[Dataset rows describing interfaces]
┌────────
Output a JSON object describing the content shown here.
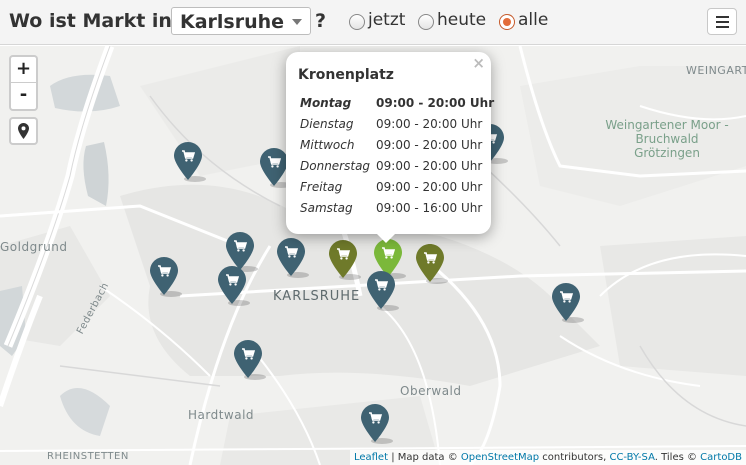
{
  "header": {
    "title": "Wo ist Markt in",
    "city": "Karlsruhe",
    "question_mark": "?",
    "filters": [
      {
        "label": "jetzt",
        "selected": false
      },
      {
        "label": "heute",
        "selected": false
      },
      {
        "label": "alle",
        "selected": true
      }
    ],
    "menu_icon": "hamburger-menu-icon"
  },
  "map": {
    "zoom_in": "+",
    "zoom_out": "-",
    "locate_icon": "map-pin-icon",
    "places": {
      "city": "KARLSRUHE",
      "weingarten": "WEINGART",
      "moor": "Weingartener Moor -\nBruchwald\nGrötzingen",
      "goldgrund": "Goldgrund",
      "federbach": "Federbach",
      "oberwald": "Oberwald",
      "hardtwald": "Hardtwald",
      "rheinstetten": "RHEINSTETTEN"
    },
    "marker_icon": "shopping-cart-icon",
    "colors": {
      "marker_default": "#3f6272",
      "marker_today": "#6f7a2a",
      "marker_selected": "#7bb83a",
      "radio_selected": "#e36d3a"
    },
    "markers": [
      {
        "state": "default"
      },
      {
        "state": "default"
      },
      {
        "state": "default"
      },
      {
        "state": "default"
      },
      {
        "state": "default"
      },
      {
        "state": "default"
      },
      {
        "state": "default"
      },
      {
        "state": "today"
      },
      {
        "state": "selected"
      },
      {
        "state": "today"
      },
      {
        "state": "default"
      },
      {
        "state": "default"
      },
      {
        "state": "default"
      },
      {
        "state": "default"
      }
    ]
  },
  "popup": {
    "title": "Kronenplatz",
    "close": "×",
    "schedule": [
      {
        "day": "Montag",
        "time": "09:00 - 20:00 Uhr",
        "today": true
      },
      {
        "day": "Dienstag",
        "time": "09:00 - 20:00 Uhr",
        "today": false
      },
      {
        "day": "Mittwoch",
        "time": "09:00 - 20:00 Uhr",
        "today": false
      },
      {
        "day": "Donnerstag",
        "time": "09:00 - 20:00 Uhr",
        "today": false
      },
      {
        "day": "Freitag",
        "time": "09:00 - 20:00 Uhr",
        "today": false
      },
      {
        "day": "Samstag",
        "time": "09:00 - 16:00 Uhr",
        "today": false
      }
    ]
  },
  "attribution": {
    "leaflet": "Leaflet",
    "sep": " | Map data © ",
    "osm": "OpenStreetMap",
    "contributors": " contributors, ",
    "license": "CC-BY-SA",
    "tiles": ". Tiles © ",
    "cartodb": "CartoDB"
  }
}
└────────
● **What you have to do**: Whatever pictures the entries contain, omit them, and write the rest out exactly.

● **Answer section**:
Output a JSON object describing the content shown here.
{
  "header": {
    "title": "Wo ist Markt in",
    "city": "Karlsruhe",
    "question_mark": "?",
    "filters": [
      {
        "label": "jetzt",
        "selected": false
      },
      {
        "label": "heute",
        "selected": false
      },
      {
        "label": "alle",
        "selected": true
      }
    ],
    "menu_icon": "hamburger-menu-icon"
  },
  "map": {
    "zoom_in": "+",
    "zoom_out": "-",
    "locate_icon": "map-pin-icon",
    "places": {
      "city": "KARLSRUHE",
      "weingarten": "WEINGART",
      "moor": "Weingartener Moor -\nBruchwald\nGrötzingen",
      "goldgrund": "Goldgrund",
      "federbach": "Federbach",
      "oberwald": "Oberwald",
      "hardtwald": "Hardtwald",
      "rheinstetten": "RHEINSTETTEN"
    },
    "marker_icon": "shopping-cart-icon",
    "colors": {
      "marker_default": "#3f6272",
      "marker_today": "#6f7a2a",
      "marker_selected": "#7bb83a",
      "radio_selected": "#e36d3a"
    },
    "markers": [
      {
        "state": "default"
      },
      {
        "state": "default"
      },
      {
        "state": "default"
      },
      {
        "state": "default"
      },
      {
        "state": "default"
      },
      {
        "state": "default"
      },
      {
        "state": "default"
      },
      {
        "state": "today"
      },
      {
        "state": "selected"
      },
      {
        "state": "today"
      },
      {
        "state": "default"
      },
      {
        "state": "default"
      },
      {
        "state": "default"
      },
      {
        "state": "default"
      }
    ]
  },
  "popup": {
    "title": "Kronenplatz",
    "close": "×",
    "schedule": [
      {
        "day": "Montag",
        "time": "09:00 - 20:00 Uhr",
        "today": true
      },
      {
        "day": "Dienstag",
        "time": "09:00 - 20:00 Uhr",
        "today": false
      },
      {
        "day": "Mittwoch",
        "time": "09:00 - 20:00 Uhr",
        "today": false
      },
      {
        "day": "Donnerstag",
        "time": "09:00 - 20:00 Uhr",
        "today": false
      },
      {
        "day": "Freitag",
        "time": "09:00 - 20:00 Uhr",
        "today": false
      },
      {
        "day": "Samstag",
        "time": "09:00 - 16:00 Uhr",
        "today": false
      }
    ]
  },
  "attribution": {
    "leaflet": "Leaflet",
    "sep": " | Map data © ",
    "osm": "OpenStreetMap",
    "contributors": " contributors, ",
    "license": "CC-BY-SA",
    "tiles": ". Tiles © ",
    "cartodb": "CartoDB"
  }
}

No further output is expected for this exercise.